August 19, 2014
Number of persons sitting CXC suite of exams continues to decline

The Caribbean Examinations Council (CXC) will be investigating the reasons why there continues to be a decline in the number of persons sitting their suite of exams.

During the regional results announcement ceremony, which took place yesterday at the Peace Memorial Hall,{{more}} members of the Council indicated that the number of candidates for exams, including Caribbean Secondary Education Certificate (CSEC), Caribbean Advanced Proficiency Examinations (CAPE) and Caribbean Certificate of Secondary Level Competence (CCSLC), continues to have a downward trend over the past years.

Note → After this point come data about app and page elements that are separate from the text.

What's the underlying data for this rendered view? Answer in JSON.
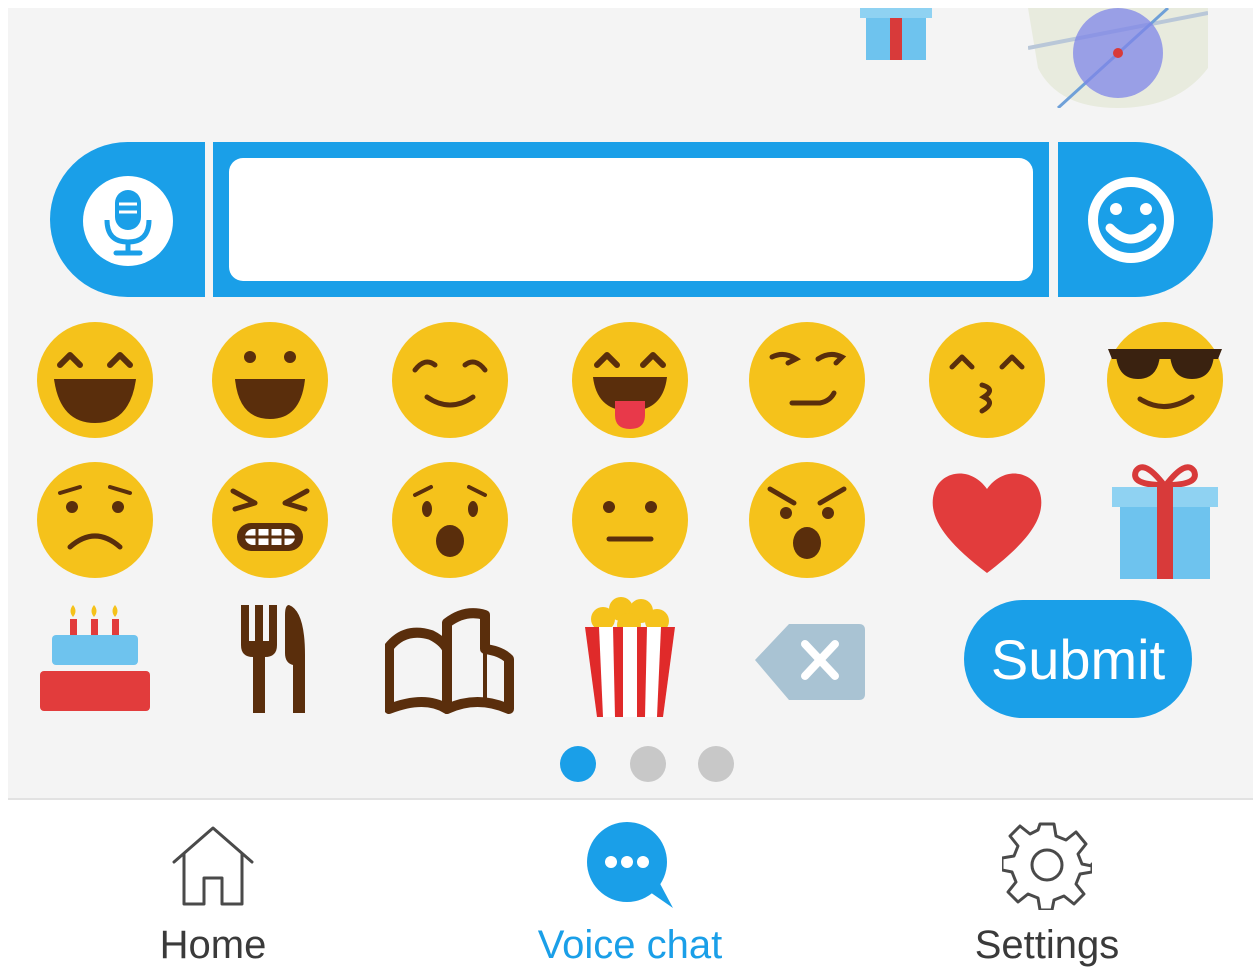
{
  "input": {
    "value": "",
    "placeholder": ""
  },
  "emoji_grid": {
    "row1": [
      "grinning-squint",
      "big-grin",
      "content-smile",
      "tongue-out",
      "smirk",
      "kissing",
      "sunglasses"
    ],
    "row2": [
      "frown",
      "grimace",
      "surprised",
      "neutral",
      "angry-shout",
      "heart",
      "gift"
    ],
    "row3": [
      "birthday-cake",
      "fork-knife",
      "open-book",
      "popcorn",
      "backspace"
    ]
  },
  "submit_label": "Submit",
  "pagination": {
    "pages": 3,
    "current": 1
  },
  "nav": {
    "home": "Home",
    "voice_chat": "Voice chat",
    "settings": "Settings",
    "active": "voice_chat"
  },
  "colors": {
    "accent": "#1a9fe8",
    "emoji_yellow": "#f5c21b",
    "emoji_dark": "#5a2e0c",
    "heart_red": "#e23c3c",
    "panel_bg": "#f4f4f4"
  }
}
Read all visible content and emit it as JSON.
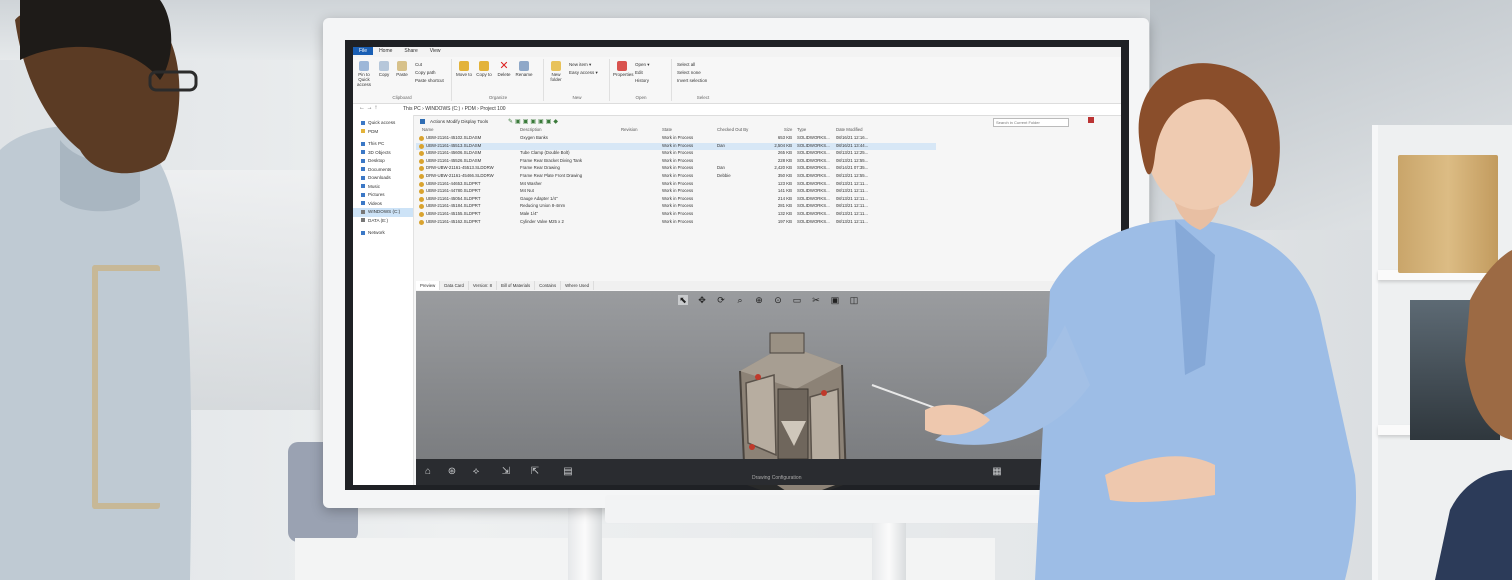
{
  "ribbon": {
    "tabs": [
      "File",
      "Home",
      "Share",
      "View"
    ],
    "clipboard": {
      "pin": "Pin to Quick access",
      "copy": "Copy",
      "paste": "Paste",
      "cut": "Cut",
      "copy_path": "Copy path",
      "paste_shortcut": "Paste shortcut",
      "label": "Clipboard"
    },
    "organize": {
      "move_to": "Move to",
      "copy_to": "Copy to",
      "delete": "Delete",
      "rename": "Rename",
      "label": "Organize"
    },
    "new": {
      "new_folder": "New folder",
      "new_item": "New item ▾",
      "easy_access": "Easy access ▾",
      "label": "New"
    },
    "open": {
      "properties": "Properties",
      "open": "Open ▾",
      "edit": "Edit",
      "history": "History",
      "label": "Open"
    },
    "select": {
      "select_all": "Select all",
      "select_none": "Select none",
      "invert": "Invert selection",
      "label": "Select"
    }
  },
  "address": {
    "path": "This PC  ›  WINDOWS (C:)  ›  PDM  ›  Project 100"
  },
  "sidebar": {
    "items": [
      "Quick access",
      "PDM",
      "This PC",
      "3D Objects",
      "Desktop",
      "Documents",
      "Downloads",
      "Music",
      "Pictures",
      "Videos",
      "WINDOWS (C:)",
      "DATA (E:)",
      "Network"
    ]
  },
  "pdm_toolbar": {
    "menu": "Actions  Modify  Display  Tools",
    "search_placeholder": "Search in Current Folder"
  },
  "files": {
    "columns": [
      "Name",
      "Description",
      "Revision",
      "State",
      "Checked Out By",
      "Size",
      "Type",
      "Date Modified"
    ],
    "rows": [
      [
        "UBW-21161-45102.SLDASM",
        "Oxygen Banks",
        "",
        "Work in Process",
        "",
        "653 KB",
        "SOLIDWORKS...",
        "08/16/21 12:16..."
      ],
      [
        "UBW-21161-45513.SLDASM",
        "",
        "",
        "Work in Process",
        "Dan",
        "2,504 KB",
        "SOLIDWORKS...",
        "08/16/21 13:44..."
      ],
      [
        "UBW-21161-45606.SLDASM",
        "Tube Clamp (Double Bolt)",
        "",
        "Work in Process",
        "",
        "265 KB",
        "SOLIDWORKS...",
        "08/13/21 12:25..."
      ],
      [
        "UBW-21161-45526.SLDASM",
        "Frame Rear Bracket Diving Tank",
        "",
        "Work in Process",
        "",
        "228 KB",
        "SOLIDWORKS...",
        "08/13/21 12:55..."
      ],
      [
        "DRW-UBW-21161-45513.SLDDRW",
        "Frame Rear Drawing",
        "",
        "Work in Process",
        "Dan",
        "2,420 KB",
        "SOLIDWORKS...",
        "08/14/21 07:35..."
      ],
      [
        "DRW-UBW-21161-45466.SLDDRW",
        "Frame Rear Plate Front Drawing",
        "",
        "Work in Process",
        "Debbie",
        "350 KB",
        "SOLIDWORKS...",
        "08/13/21 12:55..."
      ],
      [
        "UBW-21161-44653.SLDPRT",
        "M4 Washer",
        "",
        "Work in Process",
        "",
        "123 KB",
        "SOLIDWORKS...",
        "08/13/21 12:11..."
      ],
      [
        "UBW-21161-44780.SLDPRT",
        "M4 Nut",
        "",
        "Work in Process",
        "",
        "141 KB",
        "SOLIDWORKS...",
        "08/13/21 12:11..."
      ],
      [
        "UBW-21161-45054.SLDPRT",
        "Gauge Adapter 1/4\"",
        "",
        "Work in Process",
        "",
        "214 KB",
        "SOLIDWORKS...",
        "08/13/21 12:11..."
      ],
      [
        "UBW-21161-45184.SLDPRT",
        "Reducing Union 8-4mm",
        "",
        "Work in Process",
        "",
        "281 KB",
        "SOLIDWORKS...",
        "08/13/21 12:11..."
      ],
      [
        "UBW-21161-45155.SLDPRT",
        "Male 1/4\"",
        "",
        "Work in Process",
        "",
        "132 KB",
        "SOLIDWORKS...",
        "08/13/21 12:11..."
      ],
      [
        "UBW-21161-45162.SLDPRT",
        "Cylinder Valve M25 x 2",
        "",
        "Work in Process",
        "",
        "197 KB",
        "SOLIDWORKS...",
        "08/13/21 12:11..."
      ]
    ]
  },
  "preview_tabs": [
    "Preview",
    "Data Card",
    "Version: 8",
    "Bill of Materials",
    "Contains",
    "Where Used"
  ],
  "viewer": {
    "config_label": "Drawing Configuration"
  },
  "colors": {
    "accent": "#1a5fb4",
    "folder": "#d9a32f",
    "viewport": "#8a8c8f"
  }
}
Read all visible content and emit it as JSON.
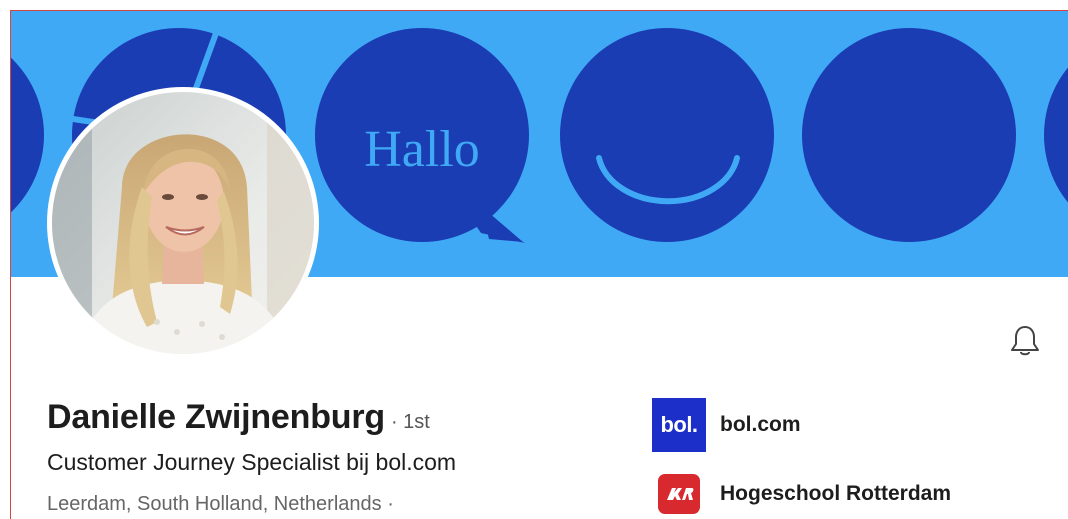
{
  "banner": {
    "greeting": "Hallo",
    "colors": {
      "background": "#3fa9f5",
      "bubble": "#1a3db3",
      "accent": "#3fa9f5"
    }
  },
  "profile": {
    "name": "Danielle Zwijnenburg",
    "connection_degree": "· 1st",
    "headline": "Customer Journey Specialist bij bol.com",
    "location": "Leerdam, South Holland, Netherlands ·"
  },
  "actions": {
    "notification_icon": "bell-icon"
  },
  "organizations": [
    {
      "logo_text": "bol.",
      "label": "bol.com",
      "logo_color": "#1c2fc9"
    },
    {
      "logo_icon": "hogeschool-rotterdam-logo",
      "label": "Hogeschool Rotterdam",
      "logo_color": "#d8292f"
    }
  ]
}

According to Susan Giles, senior assistant registrar for the Examinations Administration and Security division, there is an “eight per cent decline on the candidates and a five per cent decline on the subject entries” for CSEC.

“We are going to be investigating why, because we recognize that it may be something to do with the economic climate in the region, among other things we know. We did a preliminary study among local registrars and we are seeing a number of different responses to this,” Giles said.

“We are watching this very closely, because as you know, this is our flagship examination and we need to have this either steady or growing.”

In his report, the acting registrar for CXC Glenroy Cumberbatch revealed that the number of CSEC candidates peaked in 2011, when there were 150,000 candidates. With the steady decline, only about 140,000 candidates now sign up for CSEC.

However, the acting registrar revealed that despite the decrease in candidates, the number of subjects taken by any one candidate is increasing.

While the decline is being observed on a regional scale, a decrease in candidates for CAPE and CCSLC in St Vincent and the Grenadines has also been observed.

“There was a steady decline in the number of persons actually writing CAPE examinations down to 2014 as compared with the rest of the region, where it has continued to increase to almost 30,000 candidates in 2014,” Cumberbatch said, while noting that this country peaked in the number of candidates in 2011.

“For the CCSLC, there is a general decline in the number of persons writing CCSLC. That decline is also shown in St Vincent and the Grenadines.”

While delivering the feature address, Prime Minister Dr Ralph Gonsalves said a reason why our enrollment numbers may not be as high as in some other years is because some students now no longer go through the A level system but instead go into the Associate Degree programme.(BK)